◆ **Task brief**
Give the number of lines in the records that include the word "glyph", and nothing besides.

◆ **Listed records**
↓↓↓
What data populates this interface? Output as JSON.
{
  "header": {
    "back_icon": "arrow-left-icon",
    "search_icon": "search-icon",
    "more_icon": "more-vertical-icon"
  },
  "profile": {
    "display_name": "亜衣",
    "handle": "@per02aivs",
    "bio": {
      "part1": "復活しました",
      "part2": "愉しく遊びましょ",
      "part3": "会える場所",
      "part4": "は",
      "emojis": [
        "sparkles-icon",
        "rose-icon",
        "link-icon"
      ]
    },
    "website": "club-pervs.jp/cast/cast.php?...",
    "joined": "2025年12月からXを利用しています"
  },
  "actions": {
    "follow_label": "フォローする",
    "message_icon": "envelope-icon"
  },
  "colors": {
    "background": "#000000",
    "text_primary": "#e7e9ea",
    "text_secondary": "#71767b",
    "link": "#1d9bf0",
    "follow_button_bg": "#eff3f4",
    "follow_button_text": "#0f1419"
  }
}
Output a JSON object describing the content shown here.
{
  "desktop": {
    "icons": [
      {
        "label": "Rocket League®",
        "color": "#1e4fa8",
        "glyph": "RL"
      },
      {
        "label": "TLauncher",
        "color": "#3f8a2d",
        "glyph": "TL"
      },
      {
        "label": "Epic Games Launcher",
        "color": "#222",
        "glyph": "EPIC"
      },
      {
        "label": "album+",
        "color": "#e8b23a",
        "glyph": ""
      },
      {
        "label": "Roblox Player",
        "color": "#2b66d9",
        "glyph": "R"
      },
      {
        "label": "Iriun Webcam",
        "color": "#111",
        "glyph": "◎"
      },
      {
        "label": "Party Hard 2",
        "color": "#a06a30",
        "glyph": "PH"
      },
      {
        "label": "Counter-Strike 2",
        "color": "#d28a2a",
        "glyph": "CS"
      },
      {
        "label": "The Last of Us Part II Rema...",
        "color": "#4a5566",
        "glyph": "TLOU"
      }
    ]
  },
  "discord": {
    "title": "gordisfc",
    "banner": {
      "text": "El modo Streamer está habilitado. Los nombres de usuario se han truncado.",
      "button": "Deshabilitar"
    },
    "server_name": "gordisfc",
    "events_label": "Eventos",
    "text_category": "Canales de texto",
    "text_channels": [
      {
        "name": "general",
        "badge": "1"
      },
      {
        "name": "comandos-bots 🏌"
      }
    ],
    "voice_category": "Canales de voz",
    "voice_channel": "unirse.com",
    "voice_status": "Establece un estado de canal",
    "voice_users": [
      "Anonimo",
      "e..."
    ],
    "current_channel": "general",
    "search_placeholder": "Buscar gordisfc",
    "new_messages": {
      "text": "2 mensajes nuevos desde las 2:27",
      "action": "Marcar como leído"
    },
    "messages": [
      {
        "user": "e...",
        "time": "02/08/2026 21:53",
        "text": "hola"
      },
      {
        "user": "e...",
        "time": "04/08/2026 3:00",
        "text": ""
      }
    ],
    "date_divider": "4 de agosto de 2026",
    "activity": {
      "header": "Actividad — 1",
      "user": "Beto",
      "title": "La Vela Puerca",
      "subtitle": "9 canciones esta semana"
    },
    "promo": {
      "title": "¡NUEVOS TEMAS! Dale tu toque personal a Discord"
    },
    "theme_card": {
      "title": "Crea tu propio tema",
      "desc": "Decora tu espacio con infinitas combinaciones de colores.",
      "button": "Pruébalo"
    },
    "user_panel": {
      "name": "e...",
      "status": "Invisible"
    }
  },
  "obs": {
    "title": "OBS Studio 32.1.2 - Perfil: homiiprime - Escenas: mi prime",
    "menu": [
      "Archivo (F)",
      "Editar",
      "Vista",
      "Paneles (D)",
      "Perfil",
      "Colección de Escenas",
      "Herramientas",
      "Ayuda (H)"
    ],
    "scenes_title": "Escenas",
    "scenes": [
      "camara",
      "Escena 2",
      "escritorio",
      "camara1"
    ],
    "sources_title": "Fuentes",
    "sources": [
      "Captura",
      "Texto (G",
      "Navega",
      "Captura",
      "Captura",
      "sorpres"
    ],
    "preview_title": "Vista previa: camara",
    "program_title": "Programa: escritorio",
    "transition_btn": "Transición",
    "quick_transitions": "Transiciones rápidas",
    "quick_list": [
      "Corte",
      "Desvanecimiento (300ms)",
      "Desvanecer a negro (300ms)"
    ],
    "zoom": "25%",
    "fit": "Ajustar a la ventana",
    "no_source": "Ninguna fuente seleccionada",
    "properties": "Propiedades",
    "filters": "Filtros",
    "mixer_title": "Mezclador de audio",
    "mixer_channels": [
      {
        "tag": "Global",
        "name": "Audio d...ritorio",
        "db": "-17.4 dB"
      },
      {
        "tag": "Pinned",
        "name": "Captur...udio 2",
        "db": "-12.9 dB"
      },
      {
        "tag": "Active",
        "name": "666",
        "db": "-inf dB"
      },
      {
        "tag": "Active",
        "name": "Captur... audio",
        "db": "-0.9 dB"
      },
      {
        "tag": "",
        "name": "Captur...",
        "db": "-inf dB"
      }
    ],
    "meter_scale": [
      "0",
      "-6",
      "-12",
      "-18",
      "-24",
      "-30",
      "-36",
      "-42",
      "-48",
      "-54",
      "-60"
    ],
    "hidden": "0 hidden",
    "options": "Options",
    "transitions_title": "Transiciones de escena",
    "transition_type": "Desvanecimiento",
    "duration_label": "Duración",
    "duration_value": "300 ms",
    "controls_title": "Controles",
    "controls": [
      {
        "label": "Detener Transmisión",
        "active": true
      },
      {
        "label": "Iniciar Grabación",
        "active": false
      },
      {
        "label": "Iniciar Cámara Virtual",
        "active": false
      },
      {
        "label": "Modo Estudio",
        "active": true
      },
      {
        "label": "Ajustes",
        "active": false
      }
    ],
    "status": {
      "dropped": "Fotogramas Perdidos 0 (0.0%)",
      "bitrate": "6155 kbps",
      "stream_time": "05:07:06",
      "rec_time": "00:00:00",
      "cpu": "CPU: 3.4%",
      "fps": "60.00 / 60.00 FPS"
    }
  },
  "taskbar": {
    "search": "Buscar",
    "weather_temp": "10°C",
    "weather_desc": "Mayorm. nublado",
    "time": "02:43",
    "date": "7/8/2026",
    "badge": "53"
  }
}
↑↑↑
◆ **Expected output**
9